EXAMPLEIn the Roe v. Wade case (1973), the Supreme Court ruled that state laws prohibiting women's access to abortion during the early stages of pregnancy were unconstitutional. The ruling made abortion a legal medical procedure nationwide. The Roe v. Wade decision outraged many Americans, including Catholics and evangelical Christians, who continue to seek ways to have it overturned.
The call for gay men and women to “come out” (i.e., to reveal their sexual orientation) revealed another growing change in views regarding sexual values. During the 1970s, some gay and lesbian communities moved from the urban underground into open political participation. Gay rights activists protested job loss and other forms of discrimination, which resulted, in part, from the American Psychiatric Association’s categorization of homosexuality as a mental illness.

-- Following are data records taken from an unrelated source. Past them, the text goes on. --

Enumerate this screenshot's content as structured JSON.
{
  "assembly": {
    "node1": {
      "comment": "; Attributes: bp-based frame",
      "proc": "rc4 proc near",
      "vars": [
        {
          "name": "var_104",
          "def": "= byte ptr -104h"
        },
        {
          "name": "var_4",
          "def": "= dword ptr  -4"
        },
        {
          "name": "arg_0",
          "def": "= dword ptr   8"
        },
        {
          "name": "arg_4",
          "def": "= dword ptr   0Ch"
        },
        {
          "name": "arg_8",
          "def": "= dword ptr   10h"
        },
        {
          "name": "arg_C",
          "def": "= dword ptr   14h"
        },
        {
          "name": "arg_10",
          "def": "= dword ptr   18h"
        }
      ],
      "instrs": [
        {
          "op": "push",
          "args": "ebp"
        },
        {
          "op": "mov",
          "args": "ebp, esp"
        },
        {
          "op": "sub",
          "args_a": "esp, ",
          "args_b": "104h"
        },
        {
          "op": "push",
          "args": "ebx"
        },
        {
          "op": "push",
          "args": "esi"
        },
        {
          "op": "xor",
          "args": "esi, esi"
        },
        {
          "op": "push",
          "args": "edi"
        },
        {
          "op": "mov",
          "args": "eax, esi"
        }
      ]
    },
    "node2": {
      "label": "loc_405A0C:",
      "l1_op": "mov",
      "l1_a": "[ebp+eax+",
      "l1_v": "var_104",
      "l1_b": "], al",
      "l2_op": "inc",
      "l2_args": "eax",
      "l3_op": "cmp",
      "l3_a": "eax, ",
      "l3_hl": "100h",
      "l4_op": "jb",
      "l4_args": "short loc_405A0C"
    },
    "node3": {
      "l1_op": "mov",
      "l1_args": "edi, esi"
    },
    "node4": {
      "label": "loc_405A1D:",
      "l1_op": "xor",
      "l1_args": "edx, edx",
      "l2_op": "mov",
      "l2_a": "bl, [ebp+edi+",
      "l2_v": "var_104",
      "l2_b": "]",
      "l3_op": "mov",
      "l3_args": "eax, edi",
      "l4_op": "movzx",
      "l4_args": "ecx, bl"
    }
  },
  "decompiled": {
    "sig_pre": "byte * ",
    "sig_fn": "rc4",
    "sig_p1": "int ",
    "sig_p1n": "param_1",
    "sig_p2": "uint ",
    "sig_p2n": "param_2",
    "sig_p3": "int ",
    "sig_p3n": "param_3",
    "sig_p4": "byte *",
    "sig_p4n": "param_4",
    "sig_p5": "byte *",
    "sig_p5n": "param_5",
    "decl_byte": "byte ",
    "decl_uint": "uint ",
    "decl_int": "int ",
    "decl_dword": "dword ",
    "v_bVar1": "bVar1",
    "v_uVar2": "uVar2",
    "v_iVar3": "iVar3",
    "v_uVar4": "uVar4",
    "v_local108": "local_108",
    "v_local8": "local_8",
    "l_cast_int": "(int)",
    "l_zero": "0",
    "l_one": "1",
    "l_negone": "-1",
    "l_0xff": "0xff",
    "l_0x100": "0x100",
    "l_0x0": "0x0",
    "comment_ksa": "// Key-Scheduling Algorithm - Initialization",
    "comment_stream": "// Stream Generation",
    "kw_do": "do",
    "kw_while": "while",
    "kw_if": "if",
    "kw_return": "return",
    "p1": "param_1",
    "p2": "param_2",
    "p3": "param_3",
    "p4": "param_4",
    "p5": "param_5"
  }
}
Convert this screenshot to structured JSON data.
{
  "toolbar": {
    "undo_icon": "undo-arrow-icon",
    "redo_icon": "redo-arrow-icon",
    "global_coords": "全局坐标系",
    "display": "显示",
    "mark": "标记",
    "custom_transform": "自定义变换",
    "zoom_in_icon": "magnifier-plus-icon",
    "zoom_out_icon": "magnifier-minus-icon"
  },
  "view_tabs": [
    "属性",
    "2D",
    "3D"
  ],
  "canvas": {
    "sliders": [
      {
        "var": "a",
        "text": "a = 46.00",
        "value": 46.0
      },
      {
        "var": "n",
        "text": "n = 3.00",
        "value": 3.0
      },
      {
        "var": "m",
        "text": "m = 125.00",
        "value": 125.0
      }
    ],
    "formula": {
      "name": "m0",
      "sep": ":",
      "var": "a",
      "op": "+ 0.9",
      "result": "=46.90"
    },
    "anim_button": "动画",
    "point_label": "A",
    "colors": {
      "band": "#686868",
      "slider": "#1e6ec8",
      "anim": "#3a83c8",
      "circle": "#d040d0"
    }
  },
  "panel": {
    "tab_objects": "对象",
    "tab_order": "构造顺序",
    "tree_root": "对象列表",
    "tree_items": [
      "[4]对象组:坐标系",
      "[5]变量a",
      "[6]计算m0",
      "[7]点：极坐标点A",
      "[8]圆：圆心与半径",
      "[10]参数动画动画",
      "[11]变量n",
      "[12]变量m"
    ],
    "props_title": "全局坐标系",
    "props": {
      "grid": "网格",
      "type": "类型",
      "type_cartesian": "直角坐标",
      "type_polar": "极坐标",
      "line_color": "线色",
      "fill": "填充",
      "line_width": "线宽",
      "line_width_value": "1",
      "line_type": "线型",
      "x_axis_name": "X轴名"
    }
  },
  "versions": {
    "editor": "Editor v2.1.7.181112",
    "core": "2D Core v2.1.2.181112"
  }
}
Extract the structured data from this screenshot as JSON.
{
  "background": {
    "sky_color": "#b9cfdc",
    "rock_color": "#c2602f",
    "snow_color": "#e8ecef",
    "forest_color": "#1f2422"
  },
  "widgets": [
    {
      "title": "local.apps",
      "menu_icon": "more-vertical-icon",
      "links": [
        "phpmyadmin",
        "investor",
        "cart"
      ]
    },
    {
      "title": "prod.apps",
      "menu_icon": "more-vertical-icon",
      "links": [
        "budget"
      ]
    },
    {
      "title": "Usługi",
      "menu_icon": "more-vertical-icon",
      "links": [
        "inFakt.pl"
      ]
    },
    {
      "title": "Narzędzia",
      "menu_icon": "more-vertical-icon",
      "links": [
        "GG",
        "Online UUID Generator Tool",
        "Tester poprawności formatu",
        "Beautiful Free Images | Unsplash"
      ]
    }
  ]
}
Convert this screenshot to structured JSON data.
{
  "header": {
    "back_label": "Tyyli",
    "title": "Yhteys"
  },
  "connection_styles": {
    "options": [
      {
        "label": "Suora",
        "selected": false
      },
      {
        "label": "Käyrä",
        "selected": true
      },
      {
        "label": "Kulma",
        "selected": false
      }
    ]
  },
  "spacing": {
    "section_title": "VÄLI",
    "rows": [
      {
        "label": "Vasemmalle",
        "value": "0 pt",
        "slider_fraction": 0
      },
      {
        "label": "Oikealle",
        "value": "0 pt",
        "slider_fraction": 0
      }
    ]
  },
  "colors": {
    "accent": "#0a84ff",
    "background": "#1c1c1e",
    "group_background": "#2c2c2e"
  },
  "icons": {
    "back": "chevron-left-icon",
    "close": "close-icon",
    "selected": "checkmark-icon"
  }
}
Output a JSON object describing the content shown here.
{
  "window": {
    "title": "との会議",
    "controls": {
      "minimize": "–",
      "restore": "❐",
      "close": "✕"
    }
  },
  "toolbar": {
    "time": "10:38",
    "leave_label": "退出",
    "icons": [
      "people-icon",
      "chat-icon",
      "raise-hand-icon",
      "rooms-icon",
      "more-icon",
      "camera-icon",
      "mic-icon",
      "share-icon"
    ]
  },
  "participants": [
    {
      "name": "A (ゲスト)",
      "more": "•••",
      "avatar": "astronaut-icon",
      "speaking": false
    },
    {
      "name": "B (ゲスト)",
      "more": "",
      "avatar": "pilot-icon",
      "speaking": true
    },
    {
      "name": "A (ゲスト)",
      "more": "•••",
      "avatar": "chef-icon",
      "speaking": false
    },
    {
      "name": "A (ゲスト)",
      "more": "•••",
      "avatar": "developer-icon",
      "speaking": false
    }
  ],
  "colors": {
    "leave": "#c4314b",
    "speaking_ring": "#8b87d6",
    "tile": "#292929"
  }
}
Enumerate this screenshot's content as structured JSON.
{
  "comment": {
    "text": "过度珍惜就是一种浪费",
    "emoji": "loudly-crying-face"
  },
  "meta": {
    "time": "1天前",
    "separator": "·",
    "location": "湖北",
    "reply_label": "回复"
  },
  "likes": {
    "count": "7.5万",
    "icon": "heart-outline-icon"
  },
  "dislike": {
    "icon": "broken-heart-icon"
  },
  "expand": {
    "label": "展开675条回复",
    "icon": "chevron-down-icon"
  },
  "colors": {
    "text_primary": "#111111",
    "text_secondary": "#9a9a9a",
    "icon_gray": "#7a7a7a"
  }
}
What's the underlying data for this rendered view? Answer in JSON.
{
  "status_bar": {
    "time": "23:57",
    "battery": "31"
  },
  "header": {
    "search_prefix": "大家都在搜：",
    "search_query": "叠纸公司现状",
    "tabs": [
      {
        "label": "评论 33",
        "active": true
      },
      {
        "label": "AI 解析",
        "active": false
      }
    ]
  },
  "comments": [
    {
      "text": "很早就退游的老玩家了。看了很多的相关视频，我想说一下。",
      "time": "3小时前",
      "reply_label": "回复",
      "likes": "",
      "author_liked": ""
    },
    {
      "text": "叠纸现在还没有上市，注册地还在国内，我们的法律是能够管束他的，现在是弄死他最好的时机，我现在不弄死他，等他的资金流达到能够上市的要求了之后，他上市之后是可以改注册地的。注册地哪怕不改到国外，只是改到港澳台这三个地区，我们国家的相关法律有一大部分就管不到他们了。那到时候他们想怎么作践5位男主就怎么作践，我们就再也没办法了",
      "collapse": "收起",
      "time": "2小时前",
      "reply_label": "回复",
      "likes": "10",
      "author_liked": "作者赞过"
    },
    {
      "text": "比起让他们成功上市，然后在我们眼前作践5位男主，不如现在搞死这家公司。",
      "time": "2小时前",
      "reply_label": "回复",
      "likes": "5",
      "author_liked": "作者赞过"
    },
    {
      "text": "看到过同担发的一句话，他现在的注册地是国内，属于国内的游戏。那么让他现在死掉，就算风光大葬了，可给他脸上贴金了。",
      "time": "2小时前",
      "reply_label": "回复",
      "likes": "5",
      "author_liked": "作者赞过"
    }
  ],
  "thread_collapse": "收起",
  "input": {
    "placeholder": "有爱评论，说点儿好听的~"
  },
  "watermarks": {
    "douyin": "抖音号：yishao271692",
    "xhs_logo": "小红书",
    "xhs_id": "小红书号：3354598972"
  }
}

Like those who participated in the women’s liberation movement, gay rights activists organized to elect candidates to local office. Once elected, these officials worked to persuade city and state governments to decriminalize homosexuality and pass anti-discrimination laws. In 1974, Kathy Kozachenko became the first openly-lesbian woman elected to office in Ann Arbor, Michigan. In 1977, Harvey Milk became California’s first openly gay man to be elected to public office. Milk's term on San Francisco’s board of supervisors, along with that of San Francisco Mayor George Moscone, ended when he was killed by disgruntled former city supervisor Dan White.
The busing controversy and the sexual revolution occurred during a time of economic stagnation and increasing inflation.
The U.S. experienced uninterrupted economic growth since the end of World War II. However, beginning in the late 1960s, inflation (i.e., a general rise in prices) and declining wages reduced the purchasing power of consumers and curtailed economic growth. By the middle of 1970, the United States was in an economic recession, and unemployment reached 6.2 percent — twice the level it had been during the 1960s.
Increased federal spending on the Vietnam War and the Great Society's social programs contributed to inflation. The recession was also the result of declining industrial productivity and increased competition from Japan, West Germany, and other nations that had successfully rebuilt after World War II.
EXAMPLEIn 1971, the United States experienced a trade deficit (i.e., it imported more goods than it exported), for the first time in the 20th century.
Like some of his predecessors, including Democrats Franklin D. Roosevelt and Lyndon B. Johnson, Richard Nixon resorted to deficit spending in response to the economic crisis.
To stimulate greater investment and job creation by pumping more federal funds into the economy, Nixon proposed a federal budget that included an $11 billion deficit in 1971. When the unemployment rate failed to improve the following year, he proposed a budget with a $25 billion deficit.
At the same time, the President attempted to halt inflation by freezing wages and prices for 90 days. This proved to be only a temporary fix, as events in the Middle East and elsewhere revealed other weaknesses in the American economy during the mid-1970s.
The combination of unemployment and rising prices posed an unfamiliar challenge to economists. This phenomenon, known as stagflation, indicated that post-World War II prosperity was over. In the immediate term, it was uncertain whether conventional strategies, like deficit spending, would end the recession. It appeared that the U.S. economy was entering a period of instability.
This tutorial curated and/or authored by Matthew Pearce, Ph.D
Source: Map of Sun Belt, Creative Commons http://bit.ly/2qnWYdG, Henretta, J. A., Hinderaker, E., Edwards, R., & Self, R. O. (2012). America: a concise history (5th ed.). Boston: Bedford / St Martin's., Derived from Openstax tutorial 30.1 http://bit.ly/2l0DK9e and 30.2 http://bit.ly/2pGvQYc. Some sections edited or removed for brevity.